When Jesus said “I will build My church” (Matthew 16:18), to which denomination was He referring? Did He mean “I will build the Baptist Church?” “I will build the Methodist Church?” Did He mean that He was going to establish many different groups of congregations, each having a unique faith, name, and organization? No, Jesus was speaking of His “called out” people.
Those who are His church do not have faiths, names, and organizations differing from others who are His church. In fact, His word shows us the faith, name, and organization for His church (His people).
Paul said that there is one faith, not many faiths (Ephesians 4:5). The one faith is the one revealed message of truth, sound words (Jude 3; 2 Timothy 1:13). There are not “many truths,” there is one faith.
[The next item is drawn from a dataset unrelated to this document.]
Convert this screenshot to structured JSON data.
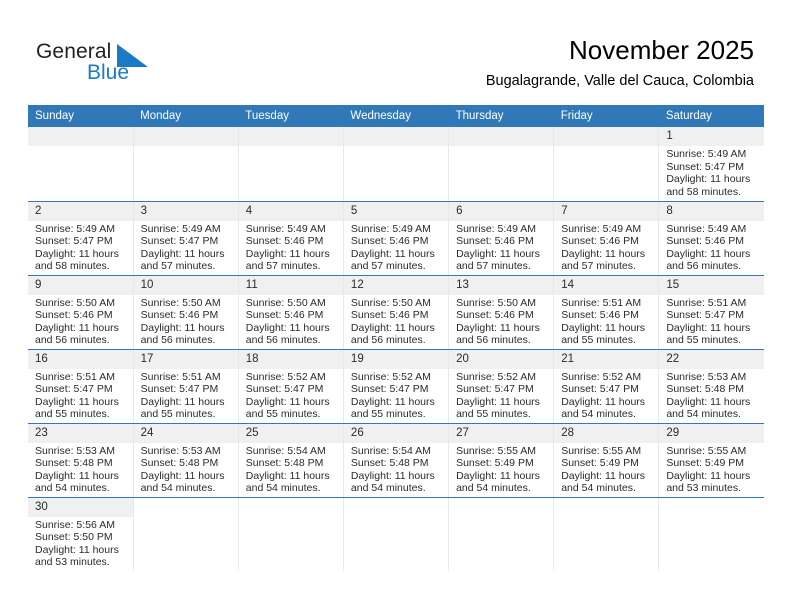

Instead of wearing names which identify us by a day (Pentecost, Seventh Day) or a common man (Luther, John), we must wear the name of our Savior (1 Corinthians 1:13; Acts 20:28; Romans 16:16).
Regarding organization, God set Jesus to be head of the one church (Ephesians 1:22-23). When Paul was preaching, each local church used qualified men to serve as elders (pastors, bishops), who ensured that the church there followed God (Acts 14:23; 1 Timothy 3; Titus 1). There was never a “Senior Pastor,” “Reverend,” or nation-wide Bishop who led groups of congregations. If you think that organization isn’t an important matter to God, then ask yourself if its okay to let the parents submit to the children (Ephesians 6:1-4). God’s organization matters.
So—what kind of a church are we? I hope you can see that question is VERY different than “Which kind of denomination are you?” Since we want to please God, we reject the idea of being a denomination. By teaching and following the one faith, wearing our Savior’s name, and being organized as God revealed, we will not become a new “kind” of church. We will simply and gladly be a church of Christ.
If you have any comments or questions, contact us at TruthAndReason@suddenlink.net
What We Do
As saints of Christ always have, we always assemble on the Lord’s Day to worship our God and strengthen His saints (Acts 20:7; 1 Cor. 16:2; Rev. 1:10). We also meet on Wednesday evenings, as workmen seeking to rightly divide the word of truth and worship in spirit and truth—and sometimes we meet more often. But, we are not waiting for the community to find us in our building–we are trying to find the lost wherever they are in ways such as—
Each year, we host a booth at the local county fair, to introduce ourselves to the community and offer to teach the gospel of Christ to any who will hear–
Each summer, our Summer Bible Series offers opportunities for young and old to work together, teaching and learning various Bible themes.
Each week, an article appears in a local paper, teaching the gospel on a variety of topics. “Look for the purple box in Arkansas Weekly.”